__Provided data__:
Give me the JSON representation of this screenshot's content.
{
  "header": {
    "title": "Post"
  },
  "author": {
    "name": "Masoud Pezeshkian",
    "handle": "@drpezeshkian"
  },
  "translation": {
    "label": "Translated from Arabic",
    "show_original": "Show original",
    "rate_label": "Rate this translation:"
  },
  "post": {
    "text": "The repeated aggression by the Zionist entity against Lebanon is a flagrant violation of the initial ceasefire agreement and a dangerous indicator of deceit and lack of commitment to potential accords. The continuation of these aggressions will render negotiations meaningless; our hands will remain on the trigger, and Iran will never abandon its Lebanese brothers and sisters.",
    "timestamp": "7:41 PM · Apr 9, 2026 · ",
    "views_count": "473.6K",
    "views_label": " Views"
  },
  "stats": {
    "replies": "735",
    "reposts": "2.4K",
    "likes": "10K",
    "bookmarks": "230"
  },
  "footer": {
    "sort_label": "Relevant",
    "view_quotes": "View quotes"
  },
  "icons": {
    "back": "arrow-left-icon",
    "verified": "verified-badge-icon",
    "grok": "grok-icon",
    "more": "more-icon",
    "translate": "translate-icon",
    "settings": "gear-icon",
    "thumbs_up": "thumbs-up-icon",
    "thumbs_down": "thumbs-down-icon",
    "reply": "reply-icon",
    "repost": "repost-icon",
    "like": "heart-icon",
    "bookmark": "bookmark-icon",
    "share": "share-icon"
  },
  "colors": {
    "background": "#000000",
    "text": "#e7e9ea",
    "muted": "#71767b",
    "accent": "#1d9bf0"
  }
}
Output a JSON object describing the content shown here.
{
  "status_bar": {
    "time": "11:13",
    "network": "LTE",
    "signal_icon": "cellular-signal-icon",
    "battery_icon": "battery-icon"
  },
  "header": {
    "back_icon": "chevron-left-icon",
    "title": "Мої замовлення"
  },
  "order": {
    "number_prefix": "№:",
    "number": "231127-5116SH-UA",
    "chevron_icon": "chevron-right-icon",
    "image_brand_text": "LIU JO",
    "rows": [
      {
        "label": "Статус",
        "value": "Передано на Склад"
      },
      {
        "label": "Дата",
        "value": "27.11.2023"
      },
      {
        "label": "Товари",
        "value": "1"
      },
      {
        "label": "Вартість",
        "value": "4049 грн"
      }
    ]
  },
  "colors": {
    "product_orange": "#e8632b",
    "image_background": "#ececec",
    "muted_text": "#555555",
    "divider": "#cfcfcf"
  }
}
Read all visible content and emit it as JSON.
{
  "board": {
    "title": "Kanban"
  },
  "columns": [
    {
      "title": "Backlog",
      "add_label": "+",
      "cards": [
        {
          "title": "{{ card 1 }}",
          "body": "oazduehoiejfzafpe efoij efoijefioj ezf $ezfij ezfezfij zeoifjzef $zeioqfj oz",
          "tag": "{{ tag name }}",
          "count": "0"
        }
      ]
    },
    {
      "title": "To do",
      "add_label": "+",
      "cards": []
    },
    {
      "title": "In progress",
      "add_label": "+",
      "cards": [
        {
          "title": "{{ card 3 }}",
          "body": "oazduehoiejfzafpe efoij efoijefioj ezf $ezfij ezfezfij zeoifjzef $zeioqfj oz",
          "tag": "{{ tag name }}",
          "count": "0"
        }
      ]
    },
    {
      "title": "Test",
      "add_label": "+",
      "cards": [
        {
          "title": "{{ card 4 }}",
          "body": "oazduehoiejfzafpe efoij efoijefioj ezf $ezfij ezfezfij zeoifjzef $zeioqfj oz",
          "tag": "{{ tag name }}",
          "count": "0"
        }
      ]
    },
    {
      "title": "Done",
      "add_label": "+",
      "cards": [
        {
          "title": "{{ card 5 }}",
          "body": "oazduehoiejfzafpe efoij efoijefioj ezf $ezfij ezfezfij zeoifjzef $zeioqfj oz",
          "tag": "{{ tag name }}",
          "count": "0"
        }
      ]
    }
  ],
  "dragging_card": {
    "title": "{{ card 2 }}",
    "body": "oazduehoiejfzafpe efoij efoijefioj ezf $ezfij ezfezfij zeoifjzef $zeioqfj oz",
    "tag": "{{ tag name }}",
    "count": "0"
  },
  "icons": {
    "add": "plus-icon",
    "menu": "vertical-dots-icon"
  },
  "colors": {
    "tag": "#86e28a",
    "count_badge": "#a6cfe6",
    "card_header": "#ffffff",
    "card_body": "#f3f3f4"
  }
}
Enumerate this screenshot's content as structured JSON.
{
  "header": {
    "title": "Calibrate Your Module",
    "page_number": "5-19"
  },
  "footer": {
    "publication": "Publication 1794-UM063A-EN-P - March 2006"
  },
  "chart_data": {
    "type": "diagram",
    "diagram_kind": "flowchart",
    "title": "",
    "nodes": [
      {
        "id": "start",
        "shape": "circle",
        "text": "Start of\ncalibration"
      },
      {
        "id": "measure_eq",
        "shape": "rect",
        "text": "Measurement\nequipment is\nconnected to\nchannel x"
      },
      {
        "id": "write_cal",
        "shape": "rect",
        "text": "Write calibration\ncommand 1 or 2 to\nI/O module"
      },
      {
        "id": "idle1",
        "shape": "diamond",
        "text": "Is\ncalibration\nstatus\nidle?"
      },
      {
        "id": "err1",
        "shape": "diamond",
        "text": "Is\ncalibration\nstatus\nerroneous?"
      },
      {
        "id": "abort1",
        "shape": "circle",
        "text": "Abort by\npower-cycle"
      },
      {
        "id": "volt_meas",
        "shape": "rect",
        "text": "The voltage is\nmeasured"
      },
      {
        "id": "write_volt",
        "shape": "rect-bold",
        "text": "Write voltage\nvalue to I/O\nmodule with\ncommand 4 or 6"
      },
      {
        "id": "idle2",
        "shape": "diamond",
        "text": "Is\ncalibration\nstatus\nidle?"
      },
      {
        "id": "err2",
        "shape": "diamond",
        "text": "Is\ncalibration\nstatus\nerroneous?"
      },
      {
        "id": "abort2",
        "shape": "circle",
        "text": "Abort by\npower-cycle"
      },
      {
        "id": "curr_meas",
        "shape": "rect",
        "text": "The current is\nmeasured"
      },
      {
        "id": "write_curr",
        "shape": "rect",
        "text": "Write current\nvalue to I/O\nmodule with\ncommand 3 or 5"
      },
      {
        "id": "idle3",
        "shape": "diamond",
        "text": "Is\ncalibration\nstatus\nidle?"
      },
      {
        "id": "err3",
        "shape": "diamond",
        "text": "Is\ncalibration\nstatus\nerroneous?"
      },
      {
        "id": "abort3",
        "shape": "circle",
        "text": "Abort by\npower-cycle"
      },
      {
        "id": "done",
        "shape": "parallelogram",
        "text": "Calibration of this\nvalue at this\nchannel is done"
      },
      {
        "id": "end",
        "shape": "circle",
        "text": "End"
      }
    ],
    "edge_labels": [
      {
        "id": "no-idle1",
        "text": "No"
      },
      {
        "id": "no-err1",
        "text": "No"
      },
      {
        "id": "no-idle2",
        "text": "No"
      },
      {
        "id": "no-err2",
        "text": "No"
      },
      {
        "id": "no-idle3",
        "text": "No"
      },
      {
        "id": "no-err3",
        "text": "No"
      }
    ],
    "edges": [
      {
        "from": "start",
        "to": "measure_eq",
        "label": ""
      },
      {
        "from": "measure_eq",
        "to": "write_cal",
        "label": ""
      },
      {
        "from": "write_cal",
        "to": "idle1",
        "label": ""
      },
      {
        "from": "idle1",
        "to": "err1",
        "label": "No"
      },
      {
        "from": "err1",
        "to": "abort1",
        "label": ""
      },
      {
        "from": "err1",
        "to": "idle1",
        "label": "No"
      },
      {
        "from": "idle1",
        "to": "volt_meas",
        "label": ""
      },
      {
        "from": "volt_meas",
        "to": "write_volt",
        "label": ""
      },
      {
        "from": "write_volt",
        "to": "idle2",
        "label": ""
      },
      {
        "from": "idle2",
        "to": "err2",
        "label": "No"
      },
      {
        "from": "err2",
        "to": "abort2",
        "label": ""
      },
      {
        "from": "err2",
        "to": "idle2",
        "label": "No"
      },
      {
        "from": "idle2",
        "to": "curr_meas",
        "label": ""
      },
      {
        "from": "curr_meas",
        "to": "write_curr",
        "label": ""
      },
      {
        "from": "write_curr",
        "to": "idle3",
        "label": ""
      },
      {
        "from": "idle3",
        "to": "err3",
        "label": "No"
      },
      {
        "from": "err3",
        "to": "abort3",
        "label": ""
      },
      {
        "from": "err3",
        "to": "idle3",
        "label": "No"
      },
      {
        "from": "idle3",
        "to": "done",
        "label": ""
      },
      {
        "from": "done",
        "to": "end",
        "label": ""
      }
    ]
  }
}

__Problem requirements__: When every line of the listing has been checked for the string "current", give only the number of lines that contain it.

__Answer box__: 2